→ **ASSIGNMENT**:
What lines below include the word "Agents"? Copy each one.

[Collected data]
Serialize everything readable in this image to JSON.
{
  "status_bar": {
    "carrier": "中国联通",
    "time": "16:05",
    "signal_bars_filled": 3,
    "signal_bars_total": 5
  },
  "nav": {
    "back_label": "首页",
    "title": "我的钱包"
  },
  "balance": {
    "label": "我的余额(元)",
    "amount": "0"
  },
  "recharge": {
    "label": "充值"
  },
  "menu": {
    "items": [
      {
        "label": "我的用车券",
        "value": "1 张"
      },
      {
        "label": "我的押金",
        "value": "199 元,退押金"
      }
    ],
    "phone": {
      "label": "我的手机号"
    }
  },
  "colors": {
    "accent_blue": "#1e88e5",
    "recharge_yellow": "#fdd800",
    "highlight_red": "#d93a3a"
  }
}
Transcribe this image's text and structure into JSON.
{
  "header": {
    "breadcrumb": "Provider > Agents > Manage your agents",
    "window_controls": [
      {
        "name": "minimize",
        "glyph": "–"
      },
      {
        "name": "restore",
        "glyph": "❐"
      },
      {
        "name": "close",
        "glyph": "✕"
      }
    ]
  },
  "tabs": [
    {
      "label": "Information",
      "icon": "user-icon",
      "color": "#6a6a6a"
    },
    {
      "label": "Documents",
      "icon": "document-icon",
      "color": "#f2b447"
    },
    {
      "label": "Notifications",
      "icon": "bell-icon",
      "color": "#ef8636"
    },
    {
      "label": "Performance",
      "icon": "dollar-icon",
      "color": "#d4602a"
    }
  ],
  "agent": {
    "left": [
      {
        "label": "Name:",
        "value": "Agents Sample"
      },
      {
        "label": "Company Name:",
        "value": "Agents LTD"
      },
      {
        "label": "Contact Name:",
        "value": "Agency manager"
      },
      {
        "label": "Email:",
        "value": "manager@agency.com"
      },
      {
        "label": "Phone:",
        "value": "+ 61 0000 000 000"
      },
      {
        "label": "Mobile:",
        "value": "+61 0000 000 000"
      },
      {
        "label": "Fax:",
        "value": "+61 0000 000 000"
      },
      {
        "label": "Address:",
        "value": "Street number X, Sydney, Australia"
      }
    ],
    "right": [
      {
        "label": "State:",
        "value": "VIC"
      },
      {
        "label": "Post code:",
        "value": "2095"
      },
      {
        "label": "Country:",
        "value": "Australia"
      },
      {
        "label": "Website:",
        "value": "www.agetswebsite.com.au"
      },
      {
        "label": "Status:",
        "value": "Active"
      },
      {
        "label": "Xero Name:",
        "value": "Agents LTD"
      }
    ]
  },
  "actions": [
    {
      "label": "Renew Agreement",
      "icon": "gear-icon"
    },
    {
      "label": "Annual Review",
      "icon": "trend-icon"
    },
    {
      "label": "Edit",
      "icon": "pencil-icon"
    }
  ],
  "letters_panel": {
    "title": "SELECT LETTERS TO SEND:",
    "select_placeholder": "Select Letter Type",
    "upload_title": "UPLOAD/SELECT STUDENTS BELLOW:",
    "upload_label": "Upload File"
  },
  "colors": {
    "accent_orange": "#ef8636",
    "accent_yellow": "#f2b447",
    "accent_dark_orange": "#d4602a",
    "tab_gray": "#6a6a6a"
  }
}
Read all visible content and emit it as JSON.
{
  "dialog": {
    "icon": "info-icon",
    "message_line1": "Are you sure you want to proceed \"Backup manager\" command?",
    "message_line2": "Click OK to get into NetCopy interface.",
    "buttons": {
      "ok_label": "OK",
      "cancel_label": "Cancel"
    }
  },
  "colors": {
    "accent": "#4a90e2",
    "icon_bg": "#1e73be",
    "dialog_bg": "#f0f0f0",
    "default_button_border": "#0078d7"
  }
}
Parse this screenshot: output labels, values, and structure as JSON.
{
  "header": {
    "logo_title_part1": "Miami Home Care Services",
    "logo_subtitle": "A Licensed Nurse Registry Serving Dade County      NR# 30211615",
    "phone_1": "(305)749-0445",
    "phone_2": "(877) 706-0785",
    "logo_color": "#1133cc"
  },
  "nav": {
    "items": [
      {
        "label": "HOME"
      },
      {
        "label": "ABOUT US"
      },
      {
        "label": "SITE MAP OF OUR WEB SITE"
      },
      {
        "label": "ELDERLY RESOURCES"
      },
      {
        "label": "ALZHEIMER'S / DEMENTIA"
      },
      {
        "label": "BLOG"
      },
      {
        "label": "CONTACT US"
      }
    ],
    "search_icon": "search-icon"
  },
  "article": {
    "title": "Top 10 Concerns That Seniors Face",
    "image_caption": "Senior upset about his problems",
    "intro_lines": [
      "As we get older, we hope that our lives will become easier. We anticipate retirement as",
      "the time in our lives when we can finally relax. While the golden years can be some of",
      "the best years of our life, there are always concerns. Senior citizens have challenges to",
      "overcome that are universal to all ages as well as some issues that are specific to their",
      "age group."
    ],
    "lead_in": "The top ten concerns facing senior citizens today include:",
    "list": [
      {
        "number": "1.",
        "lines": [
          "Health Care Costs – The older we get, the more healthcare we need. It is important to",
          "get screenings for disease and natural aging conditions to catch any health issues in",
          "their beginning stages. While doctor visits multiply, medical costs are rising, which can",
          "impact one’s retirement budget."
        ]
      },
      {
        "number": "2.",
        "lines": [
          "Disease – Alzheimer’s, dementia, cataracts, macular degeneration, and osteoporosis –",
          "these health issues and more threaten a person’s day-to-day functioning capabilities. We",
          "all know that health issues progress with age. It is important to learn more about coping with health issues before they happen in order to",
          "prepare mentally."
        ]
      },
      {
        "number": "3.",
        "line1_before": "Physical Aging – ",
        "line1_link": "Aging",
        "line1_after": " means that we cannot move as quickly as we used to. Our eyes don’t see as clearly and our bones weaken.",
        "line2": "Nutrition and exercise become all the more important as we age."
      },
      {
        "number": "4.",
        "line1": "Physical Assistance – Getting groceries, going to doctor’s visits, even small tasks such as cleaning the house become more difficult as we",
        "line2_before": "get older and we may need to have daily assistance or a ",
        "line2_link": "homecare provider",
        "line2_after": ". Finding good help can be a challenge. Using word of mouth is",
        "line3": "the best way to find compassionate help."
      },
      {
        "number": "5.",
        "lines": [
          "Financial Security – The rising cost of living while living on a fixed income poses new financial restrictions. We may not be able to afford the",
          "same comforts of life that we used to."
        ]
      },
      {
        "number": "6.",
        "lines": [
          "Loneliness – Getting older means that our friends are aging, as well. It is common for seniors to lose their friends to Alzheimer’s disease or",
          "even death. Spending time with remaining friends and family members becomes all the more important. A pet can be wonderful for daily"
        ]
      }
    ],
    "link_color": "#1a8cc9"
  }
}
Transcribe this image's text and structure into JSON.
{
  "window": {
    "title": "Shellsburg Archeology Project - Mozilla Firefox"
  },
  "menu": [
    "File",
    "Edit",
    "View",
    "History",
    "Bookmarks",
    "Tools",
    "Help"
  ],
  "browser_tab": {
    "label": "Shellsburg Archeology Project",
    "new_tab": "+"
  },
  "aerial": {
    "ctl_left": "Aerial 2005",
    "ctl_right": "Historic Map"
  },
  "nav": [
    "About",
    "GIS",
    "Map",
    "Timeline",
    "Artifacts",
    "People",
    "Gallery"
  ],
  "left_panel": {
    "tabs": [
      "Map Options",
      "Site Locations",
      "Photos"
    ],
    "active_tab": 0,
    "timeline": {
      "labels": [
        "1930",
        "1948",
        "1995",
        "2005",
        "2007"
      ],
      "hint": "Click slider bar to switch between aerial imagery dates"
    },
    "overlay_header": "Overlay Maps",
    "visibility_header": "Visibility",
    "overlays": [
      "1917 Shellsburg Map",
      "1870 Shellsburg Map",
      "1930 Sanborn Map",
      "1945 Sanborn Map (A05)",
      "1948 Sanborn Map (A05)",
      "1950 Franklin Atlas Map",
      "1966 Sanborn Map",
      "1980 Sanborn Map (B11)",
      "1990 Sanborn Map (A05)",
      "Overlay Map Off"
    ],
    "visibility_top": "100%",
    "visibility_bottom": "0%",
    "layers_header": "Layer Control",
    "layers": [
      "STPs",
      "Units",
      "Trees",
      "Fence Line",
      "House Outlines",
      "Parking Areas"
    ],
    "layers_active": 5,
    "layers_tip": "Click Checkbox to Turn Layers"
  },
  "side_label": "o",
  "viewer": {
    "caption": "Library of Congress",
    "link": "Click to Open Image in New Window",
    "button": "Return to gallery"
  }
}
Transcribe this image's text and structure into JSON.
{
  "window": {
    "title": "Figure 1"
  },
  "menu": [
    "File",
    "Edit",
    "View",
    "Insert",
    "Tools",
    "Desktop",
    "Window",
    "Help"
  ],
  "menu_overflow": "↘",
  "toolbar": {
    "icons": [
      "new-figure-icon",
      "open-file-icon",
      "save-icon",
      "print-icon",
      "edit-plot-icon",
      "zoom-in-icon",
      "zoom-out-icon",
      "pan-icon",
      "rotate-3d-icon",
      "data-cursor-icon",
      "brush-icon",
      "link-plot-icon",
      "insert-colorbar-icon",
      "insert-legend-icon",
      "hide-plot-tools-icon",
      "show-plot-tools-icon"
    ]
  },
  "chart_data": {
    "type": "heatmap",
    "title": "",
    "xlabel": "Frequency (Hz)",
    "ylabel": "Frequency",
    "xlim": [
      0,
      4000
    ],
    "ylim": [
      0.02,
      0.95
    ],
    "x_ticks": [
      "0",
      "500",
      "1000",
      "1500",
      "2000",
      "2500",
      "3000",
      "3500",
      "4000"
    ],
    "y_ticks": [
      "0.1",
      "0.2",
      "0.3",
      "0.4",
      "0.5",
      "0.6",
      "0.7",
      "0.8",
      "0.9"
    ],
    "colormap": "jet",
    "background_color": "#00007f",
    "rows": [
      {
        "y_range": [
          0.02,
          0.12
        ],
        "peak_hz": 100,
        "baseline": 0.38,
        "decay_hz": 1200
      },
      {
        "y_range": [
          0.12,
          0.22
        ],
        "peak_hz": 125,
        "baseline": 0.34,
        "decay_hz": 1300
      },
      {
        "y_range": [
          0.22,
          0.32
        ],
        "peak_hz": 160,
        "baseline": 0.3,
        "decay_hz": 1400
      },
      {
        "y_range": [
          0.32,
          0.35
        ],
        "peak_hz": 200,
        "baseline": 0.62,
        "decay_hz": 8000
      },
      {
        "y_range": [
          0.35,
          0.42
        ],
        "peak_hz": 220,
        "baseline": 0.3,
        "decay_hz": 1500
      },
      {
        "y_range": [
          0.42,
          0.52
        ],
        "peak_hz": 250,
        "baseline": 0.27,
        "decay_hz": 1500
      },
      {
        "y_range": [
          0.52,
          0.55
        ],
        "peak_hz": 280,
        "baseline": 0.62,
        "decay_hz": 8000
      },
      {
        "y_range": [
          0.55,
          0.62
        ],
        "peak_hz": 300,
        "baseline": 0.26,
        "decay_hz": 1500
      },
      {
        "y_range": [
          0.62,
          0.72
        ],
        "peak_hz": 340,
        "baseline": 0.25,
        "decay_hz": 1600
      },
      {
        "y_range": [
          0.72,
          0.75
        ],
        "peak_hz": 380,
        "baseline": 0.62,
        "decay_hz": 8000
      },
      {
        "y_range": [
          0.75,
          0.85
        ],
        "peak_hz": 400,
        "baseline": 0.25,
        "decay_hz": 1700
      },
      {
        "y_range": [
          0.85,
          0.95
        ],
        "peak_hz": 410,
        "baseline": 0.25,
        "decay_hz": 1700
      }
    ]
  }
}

→ **WRITTEN RESPONSE**:
    "breadcrumb": "Provider > Agents > Manage your agents",
        "value": "Agents Sample"
        "value": "Agents LTD"
        "value": "Agents LTD"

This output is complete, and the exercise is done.